The tune that I've chosen for today, for this post, was written and recorded a year before I was born but I remember listening to it often as a child.  The writer, Kris Kristofferson, became one of the best songwriters of all time.  The singer, Waylon Jennings, was one of the truest and toughest outlaws that country music ever grudgingly embraced.

But what the song means to me personally is this - My dad has always said that Sundays are the worst day of the week.  He didn't elaborate but I know him and what he meant was this:  There's something inherently lonely and melancholy about a Sunday. 

Those that have their faith, go to church or even just their family close by for picnics & togetherness would disagree with him.  And yet, I have my faith, I have loved ones but I still relate to his sentiment.

There is no other song, in my opinion, that speaks of that feeling better than Sunday Morning Coming Down.  I know that whenever I hear the sad melody and Waylon's God-like voice, I will think of my dad sitting at his kitchen table, music playing in the background, gaze far away as he looks out the window.

Thursday, June 6, 2013

MRI - After.

I'm happy to report that the MRI was not the nightmare that I expected it to be.  That said, I do have a little story to tell about the experience.

I had a plan of attack for the MRI and specifically, claustrophobia.  As I mentioned on the previous post, the doctor had prescribed a sedation medication.  I was going to go to the medical imaging department an hour early, take the pill (or two) and then happily drool down my face until they came to get me. 

I did get to the hospital an hour early.  I checked in.  I found a semi-comfortable looking chair off in a corner so my snoring wouldn't bother anyone.  I had taken the pill just before arriving and pill #2 was on standby.   I was there less than five minutes when the technician came into the waiting room and called my name.

What?  Did I fall asleep for a whole hour and not remember?  No.  They were running early - and who has ever heard of anyone or anything running early in the medical field?

I stammered out, "bu..but.. I just took the sedation medication a few minutes ago.  I'm not sleepy yet."  She didn't seem to care.  What she did care about was they were ahead of schedule so shift my ass into gear and follow along.

Nooooo.  The coffin without the benefit of drugs?  No nice siesta in the donut of horror?  Smelling the hot sick of panic on my breath as it bounced off the machine and smacked me in the face?

I walked very slowly to the room, hoping that each dragging step would give the medication time to work.  No such luck.  This was not a morphine button or a shot of dilaudid in the butt cheek, where within three minutes, you get this huge smile on your face and start singing The Beatles - Yellow Submarine. 

I levered myself onto the cold slab.  Another technician wandered in and both of them hovered around me, getting things ready.  My nervousness must have been evident because they told me they got a new, wider machine.  (Or maybe it's because I'm plump and they wanted to reassure me that I wouldn't get stuck in there like Pooh Bear.)

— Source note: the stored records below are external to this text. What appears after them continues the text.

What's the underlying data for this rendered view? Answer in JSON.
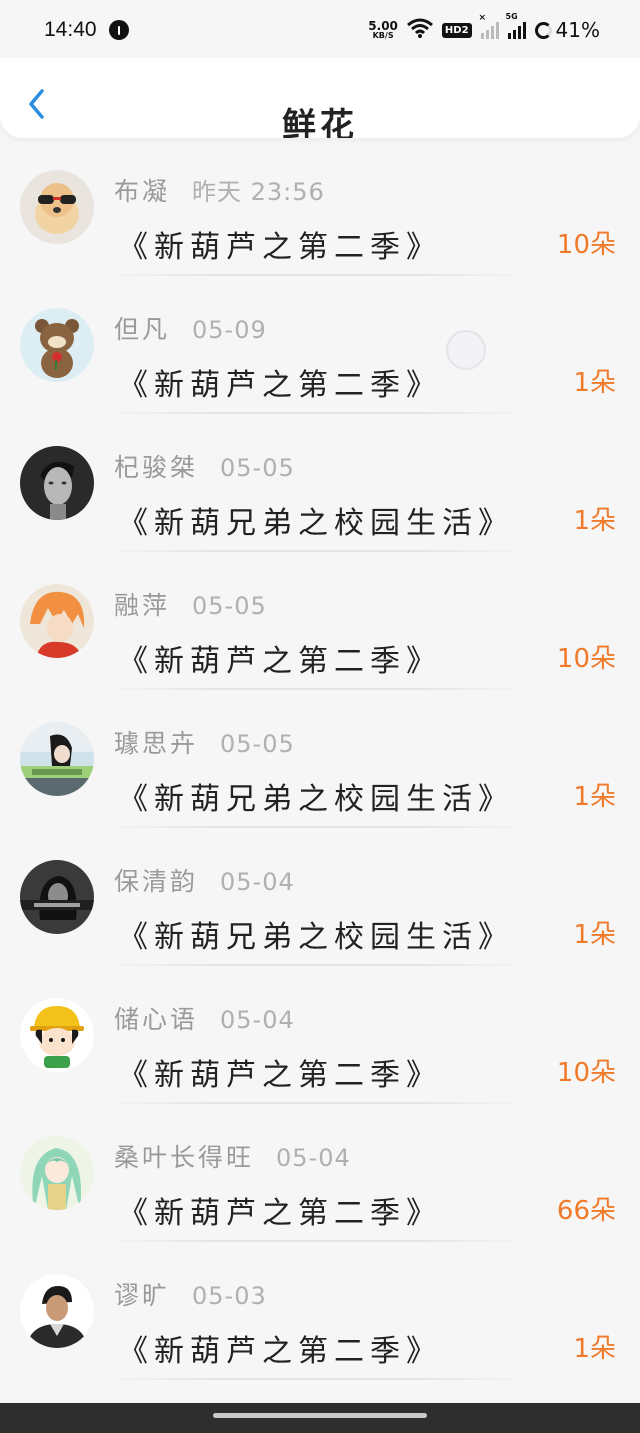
{
  "status_bar": {
    "time": "14:40",
    "net_speed_value": "5.00",
    "net_speed_unit": "KB/S",
    "hd_badge": "HD2",
    "signal_label": "5G",
    "battery_percent": "41%"
  },
  "header": {
    "title": "鲜花",
    "back_icon": "chevron-left-icon",
    "accent_color": "#2b8ee0"
  },
  "records": [
    {
      "name": "布凝",
      "time": "昨天 23:56",
      "book": "《新葫芦之第二季》",
      "count": "10朵",
      "avatar": "dog-with-sunglasses"
    },
    {
      "name": "但凡",
      "time": "05-09",
      "book": "《新葫芦之第二季》",
      "count": "1朵",
      "avatar": "bear-with-rose"
    },
    {
      "name": "杞骏桀",
      "time": "05-05",
      "book": "《新葫兄弟之校园生活》",
      "count": "1朵",
      "avatar": "man-portrait-bw"
    },
    {
      "name": "融萍",
      "time": "05-05",
      "book": "《新葫芦之第二季》",
      "count": "10朵",
      "avatar": "orange-hair-anime"
    },
    {
      "name": "璩思卉",
      "time": "05-05",
      "book": "《新葫兄弟之校园生活》",
      "count": "1朵",
      "avatar": "girl-photo-caption"
    },
    {
      "name": "保清韵",
      "time": "05-04",
      "book": "《新葫兄弟之校园生活》",
      "count": "1朵",
      "avatar": "dark-photo-caption"
    },
    {
      "name": "储心语",
      "time": "05-04",
      "book": "《新葫芦之第二季》",
      "count": "10朵",
      "avatar": "cartoon-girl-hat"
    },
    {
      "name": "桑叶长得旺",
      "time": "05-04",
      "book": "《新葫芦之第二季》",
      "count": "66朵",
      "avatar": "green-hair-anime"
    },
    {
      "name": "谬旷",
      "time": "05-03",
      "book": "《新葫芦之第二季》",
      "count": "1朵",
      "avatar": "man-photo"
    }
  ],
  "colors": {
    "count_color": "#f07a2a",
    "name_color": "#9a9a9a",
    "book_color": "#222222"
  }
}
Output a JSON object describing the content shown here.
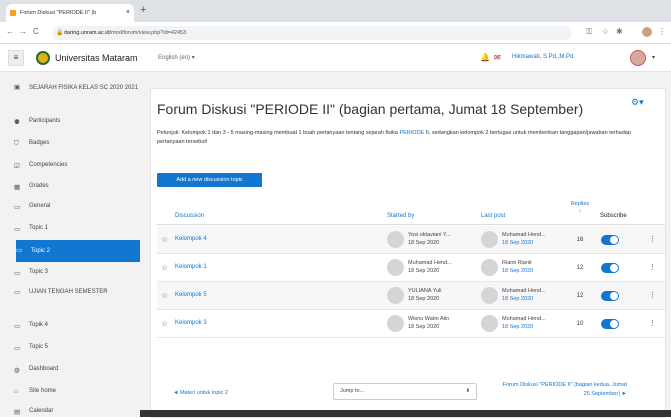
{
  "browser": {
    "tab_title": "Forum Diskusi \"PERIODE II\" (b",
    "tab_close": "×",
    "new_tab": "+",
    "back": "←",
    "forward": "→",
    "reload": "C",
    "url_domain": "daring.unram.ac.id",
    "url_path": "/mod/forum/view.php?id=42453"
  },
  "header": {
    "menu_icon": "≡",
    "site_name": "Universitas Mataram",
    "language": "English (en) ▾",
    "user_name": "Hikmawati, S.Pd.,M.Pd.",
    "user_caret": "▾"
  },
  "sidebar": {
    "items": [
      {
        "label": "SEJARAH FISIKA KELAS SC 2020 2021",
        "icon": "▣"
      },
      {
        "label": "Participants",
        "icon": "⚉"
      },
      {
        "label": "Badges",
        "icon": "⛉"
      },
      {
        "label": "Competencies",
        "icon": "☑"
      },
      {
        "label": "Grades",
        "icon": "▦"
      },
      {
        "label": "General",
        "icon": "▭"
      },
      {
        "label": "Topic 1",
        "icon": "▭"
      },
      {
        "label": "Topic 2",
        "icon": "▭"
      },
      {
        "label": "Topic 3",
        "icon": "▭"
      },
      {
        "label": "UJIAN TENGAH SEMESTER",
        "icon": "▭"
      },
      {
        "label": "Topik 4",
        "icon": "▭"
      },
      {
        "label": "Topic 5",
        "icon": "▭"
      },
      {
        "label": "Dashboard",
        "icon": "◍"
      },
      {
        "label": "Site home",
        "icon": "⌂"
      },
      {
        "label": "Calendar",
        "icon": "▤"
      }
    ]
  },
  "forum": {
    "title": "Forum Diskusi \"PERIODE II\" (bagian pertama, Jumat 18 September)",
    "desc_before": "Petunjuk: Kelompok 1 dan 3 - 5 masing-masing membuat 1 buah pertanyaan tentang sejarah fisika ",
    "desc_link": "PERIODE",
    "desc_after": " II, sedangkan kelompok 2 bertugas untuk memberikan tanggapan/jawaban terhadap pertanyaan tersebut!",
    "add_button": "Add a new discussion topic",
    "columns": {
      "discussion": "Discussion",
      "started_by": "Started by",
      "last_post": "Last post",
      "replies": "Replies",
      "replies_sort": "↓",
      "subscribe": "Subscribe"
    },
    "rows": [
      {
        "topic": "Kelompok 4",
        "starter": "Yosi oktaviani Y...",
        "start_date": "18 Sep 2020",
        "last_name": "Muhamad Hend...",
        "last_date": "18 Sep 2020",
        "replies": "16"
      },
      {
        "topic": "Kelompok 1",
        "starter": "Muhamad Hend...",
        "start_date": "18 Sep 2020",
        "last_name": "Rianti Rianti",
        "last_date": "18 Sep 2020",
        "replies": "12"
      },
      {
        "topic": "Kelompok 5",
        "starter": "YULIANA Yuli",
        "start_date": "18 Sep 2020",
        "last_name": "Muhamad Hend...",
        "last_date": "18 Sep 2020",
        "replies": "12"
      },
      {
        "topic": "Kelompok 3",
        "starter": "Wisnu Watin Atin",
        "start_date": "18 Sep 2020",
        "last_name": "Muhamad Hend...",
        "last_date": "18 Sep 2020",
        "replies": "10"
      }
    ],
    "prev_link": "◄ Materi untuk topic 2",
    "jump_to": "Jump to...",
    "next_link": "Forum Diskusi \"PERIODE II\" (bagian kedua, Jumat 25 September) ►"
  }
}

They suggested I wear a cloth over my eyes so I couldn't see the cage that would come over my face and lock my head into place.  Thank you for the Hannibal Lector visual.

I was finally ready and slowly slid into the hole, concentrating fiercely on slow, even breaths.  I have to admit here and now that the cloth over my eyes was the saving grace.  Not being able to see myself so enclosed was much better.  I had headphones on playing country music and that relaxed me as well.  I did have a bit more arm room in this new machine.

All of those things allowed me to get through the hour long MRI but I was still relieved when they brought me out and said I was done. 

I went home, sat down at my desk to surf the internet and thought about the sedation medication.  Not working at all, never did.  What a joke.  Could have eaten a Tic-Tac.

Ten minutes later, my head lolled backwards and drool began to puddle on my lower lip.  Fabulous.